Hopefully, when the session opens in the Legislative Assembly today, an apology is tabled or issued or expressed by the ordinary MLAs, first to Minister Katrina Nokleby, secondly to the people of the NWT.
Last week’s disruptive attempt to oust Nokleby would have been extraordinary in ordinary times but should have been unthinkable in the midst of a pandemic.
It was especially disappointing after watching these same disgruntled MLAs in a committee meeting Tuesday afternoon with Nokleby and her department, Industry, Tourism and Investment, discussing the real issues plaguing the people outside their walls – the faltering economy with all the bad it is going to bring, a struggling education system, the existing problems of a hugely unemployed and marginalized Indigenous population made worse. You can see the full discussion here.
Thebacha MLA Frieda Martselos gave a succinct analysis of different types of construction contracts, pushing not just for Indigenous involvement but for involvement of Northern business. Kam Lake MLA Caitlin Cleveland asked out of the 87 percent of government contracts awarded to Northern business, how many Northerners were actually given jobs instead of imported southern workers. Frame Lake MLA Kevin O’Reilly spoke on the merits of proposed infrastructure projects, lamenting the length of time – he predicts 11 years total – for the environmental assessment of the proposed Mackenzie Valley Highway. He followed that by urging Minister Nokleby to focus on getting decent internet into the communities and asked her department to do more to help small business.
Deh Cho MLA Ronald Bonnetrouge requested the level of Indigenous employment in the GNWT’s infrastructure department, using his own experience to illustrate the difficulty of Indigenous staff getting promotions, even interviews for senior positions. He questioned the benefits coming to his constituency from the Deh Cho Bridge project. Monfwi MLA Jackson Lafferty delved into the details of the Tlicho Road contracts, asking how his region is benefitting, pointing out vague practices that don’t deliver on promises of jobs and benefits for his constituents. There were many such questions posed by the other ordinary MLAs, all doing their jobs in impressive fashion. Hay River South MLA Rocky Simpson even asked Nokleby how she was going to handle the “Old Boys Club” operating in her department.
Any one of these MLAs is cabinet material but there can only be so many cabinet ministers. The strength of consensus is based upon the abilities, experience and integrity of the MLAs not in cabinet, to defend those of us not in government, the people.

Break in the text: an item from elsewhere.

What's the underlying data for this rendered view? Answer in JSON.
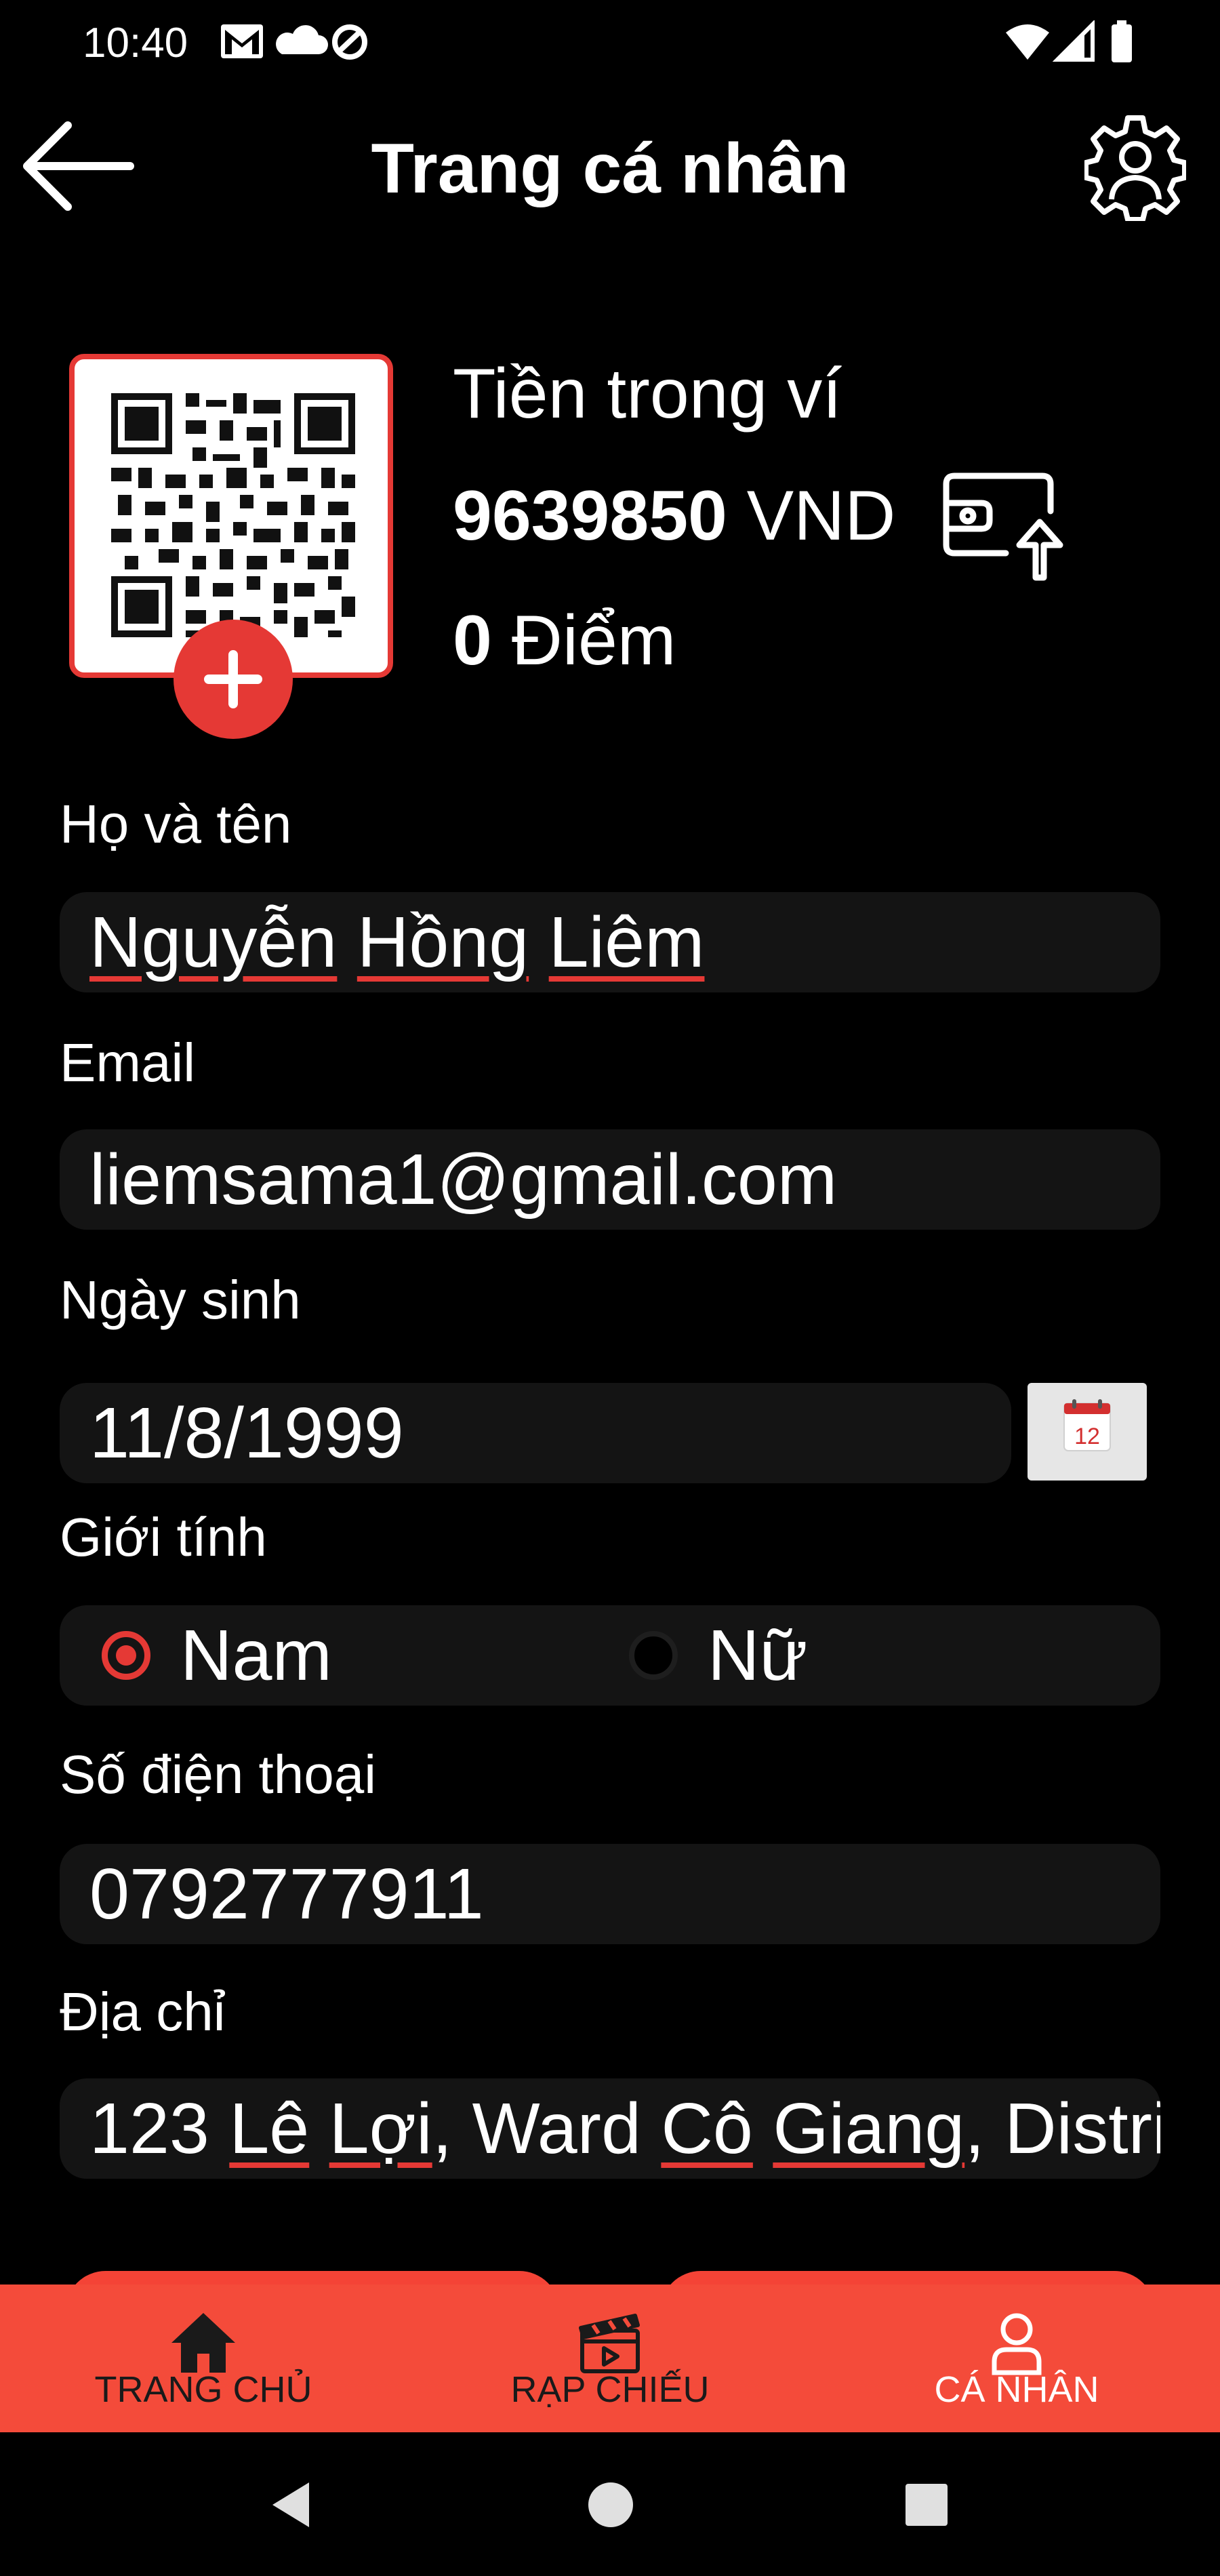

In her answers to changing the contract system, never before have we heard such frank discussion of the ‘Old Boys Club’ in and out of government, with Nokleby talking about people who “game” the system and “the bait and switch of, ‘oh, we’ve got these people’ and then, ‘oh, now we’ve got the contract we’re going to hire these people.'” She committed to instructing her staff to start answering their emails. May seem a small matter but to those people attempting to seek assistance or do business with the government, an unanswered email can be excruciating limbo.
In the end, the attempt to remove Minister Nokleby was nothing more than a workplace gripe. The veteran MLAs who backed it should be ashamed, if not for alarming an already alarmed electorate, then for being so politically inept as to take a run at a strong minister. If they were a scraggly pack of hungry wolves chasing after swift caribou, they would still be hungry. Over 1,500 Northerners were so distressed, they signed a petition demanding Nokleby stay. Many, many more confused Northerners asked: “Why?”, “Why now?”
“Poor communication,” MLAs complained about the minister. Well, unlike the rest of us working people, they can stand in the assembly and lambaste their ‘managers’ without much legal restraint, nor fear of being fired, then sit back down having done their job. Only Yellowknife North Rylund Johnson had the good sense to get out in front of the political blunder at the 11th hour Thursday night.
But the crisis we face is not about you MLAs, it’s about the pain coming to the people of the NWT. Apologize, offer up tangible proof you are fully committed to the job, common courtesy, and get busy mitigating the severe and lasting symptoms COVID-19 brings to the NWT.